Public Health Service
300 River Pl #5900
October 17, 2005
VIA CERTIFIED MAIL, RETURN RECEIPT REQUESTED
8066 US 31 N
PO Box 27
Acme, MI 49610
Ref. No. DT-06-01
Dear Mr Amon:
The Food and Drug Administration (FDA) has reviewed the labeling of your Tart Cherry Juice on your website at www.amonorchards.com. This review shows serious violations of the Federal Food, Drug; and Cosmetic Act (the Act) in the labeling of this product. You can find the Act and implementing regulations through links on FDA's Internet home page at www.fda.gov.

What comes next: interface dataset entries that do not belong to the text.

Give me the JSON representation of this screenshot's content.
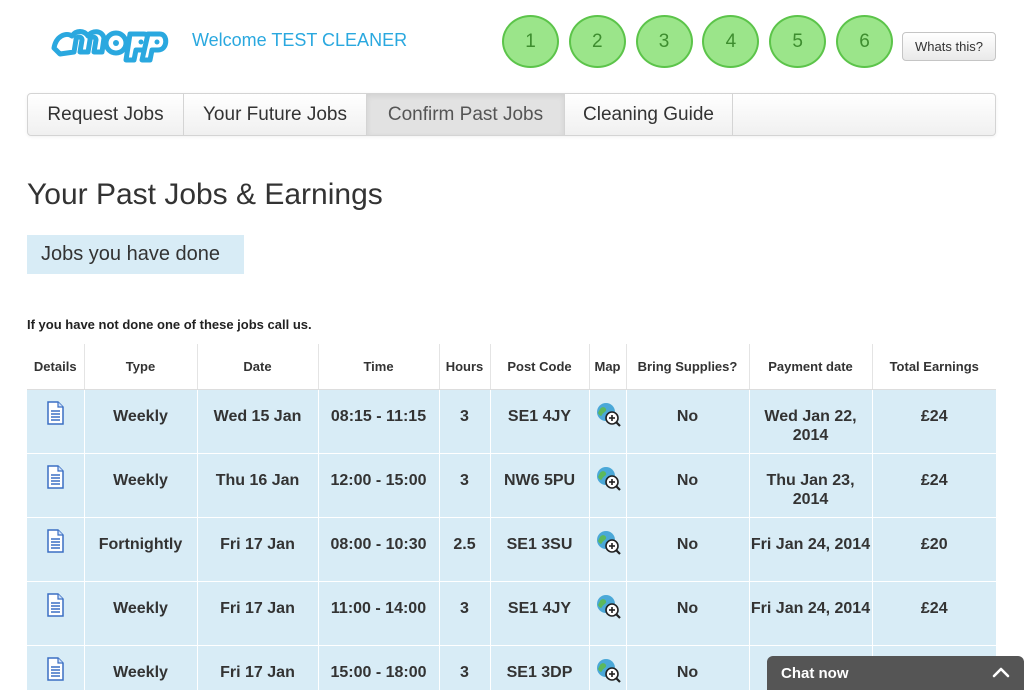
{
  "header": {
    "welcome": "Welcome TEST CLEANER",
    "steps": [
      "1",
      "2",
      "3",
      "4",
      "5",
      "6"
    ],
    "whats_this": "Whats this?"
  },
  "nav": {
    "items": [
      "Request Jobs",
      "Your Future Jobs",
      "Confirm Past Jobs",
      "Cleaning Guide"
    ],
    "active": "Confirm Past Jobs"
  },
  "main": {
    "title": "Your Past Jobs & Earnings",
    "subheading": "Jobs you have done",
    "notice": "If you have not done one of these jobs call us."
  },
  "table": {
    "columns": [
      "Details",
      "Type",
      "Date",
      "Time",
      "Hours",
      "Post Code",
      "Map",
      "Bring Supplies?",
      "Payment date",
      "Total Earnings"
    ],
    "rows": [
      {
        "type": "Weekly",
        "date": "Wed 15 Jan",
        "time": "08:15 - 11:15",
        "hours": "3",
        "postcode": "SE1 4JY",
        "supplies": "No",
        "payment_date": "Wed Jan 22, 2014",
        "earnings": "£24"
      },
      {
        "type": "Weekly",
        "date": "Thu 16 Jan",
        "time": "12:00 - 15:00",
        "hours": "3",
        "postcode": "NW6 5PU",
        "supplies": "No",
        "payment_date": "Thu Jan 23, 2014",
        "earnings": "£24"
      },
      {
        "type": "Fortnightly",
        "date": "Fri 17 Jan",
        "time": "08:00 - 10:30",
        "hours": "2.5",
        "postcode": "SE1 3SU",
        "supplies": "No",
        "payment_date": "Fri Jan 24, 2014",
        "earnings": "£20"
      },
      {
        "type": "Weekly",
        "date": "Fri 17 Jan",
        "time": "11:00 - 14:00",
        "hours": "3",
        "postcode": "SE1 4JY",
        "supplies": "No",
        "payment_date": "Fri Jan 24, 2014",
        "earnings": "£24"
      },
      {
        "type": "Weekly",
        "date": "Fri 17 Jan",
        "time": "15:00 - 18:00",
        "hours": "3",
        "postcode": "SE1 3DP",
        "supplies": "No",
        "payment_date": "",
        "earnings": ""
      }
    ]
  },
  "chat": {
    "label": "Chat now"
  },
  "icons": {
    "details": "document-icon",
    "map": "map-zoom-icon",
    "chat_toggle": "chevron-up-icon"
  },
  "colors": {
    "brand_blue": "#2aa8df",
    "step_green": "#9be58a",
    "row_blue": "#d8ecf6"
  }
}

Under the Act, articles intended for use in the diagnosis, cure, mitigation, treatment or prevention of disease in man are drugs [Section 201(g)(1)(B) of the Act; 21 USC 321(g)(1)(B)]. The labeling for your Tart Cherry Juice Concentrate product on your websites bears the following claims:
- "Breakthrough News: Cherries Prevent Cancer!"
- "Sweet, juicy, delicious cherries are in season now through August, and research shows they can help you:
- "Safeguard against cancer.
- "Experts were surprised when they discovered that cherries are packed with perillyl alcohol a natural chemical that not only flushes cancer-causing substances out of the body, but also helps stunt the growth of cancerous cells.
- "Relieve aches and pains…
- "[A]nthocyanins [a substance in cherries] are … anti-inflammatory pain relievers 10 times stronger than aspirin or ibuprofen! If you're plagued with chronic pain of arthritis, headaches or even gout; pros say a daily bowl of cherries could ease your ache without side effects."
In addition, your website includes links to other websites, including www.scienceagogo.com and www.cherrymkt.org, which include claims that cherries can treat or prevent various diseases.
The above list of claim is not intended to be an all-inclusive, but represents the types of claims found in your product labeling.
These claims cause your product to be a drug, as defined in section 201(g)(1)(B) of the Act [21 USC 321(g)(1)(B)]. Because this product is not generally recognized as safe and effective when used as labeled, it is also a new drug as defined in section 201(p) of the Act [21 USC 321(p)]. Under section 505 of the Act (21 USC 355), a new drug may not be legally marketed in the United States without an approved New Drug Application (NDA). FDA approves a new drug on the basis of scientific datasubmitted by a drug sponsor to demonstrate that the drug is safe and effective.
The above violations are not meant to be an all-inclusive list of deficiencies in your products and their labeling. It is your responsibility to ensure that products marketed by your firm comply with the Act and its implementing regulations.
Failure to promptly correct these violations may result in enforcement action without further notice. Enforcement action may include seizure of violative products, injunction against the manufacturers and distributors of violative products, and. criminal sanctions against persons responsible for causing violation of the Act.
Please advise this office in writing, within 15 working days of receipt of this letter, as to the specific steps you have taken or will be taking to correct these violations, including the steps taken to assure that similar violations do not recur. Your reply should be directed to Judith A. Putz, Compliance Officer, at above address.
Joann M. Givens
This page was posted on March 28, 2006.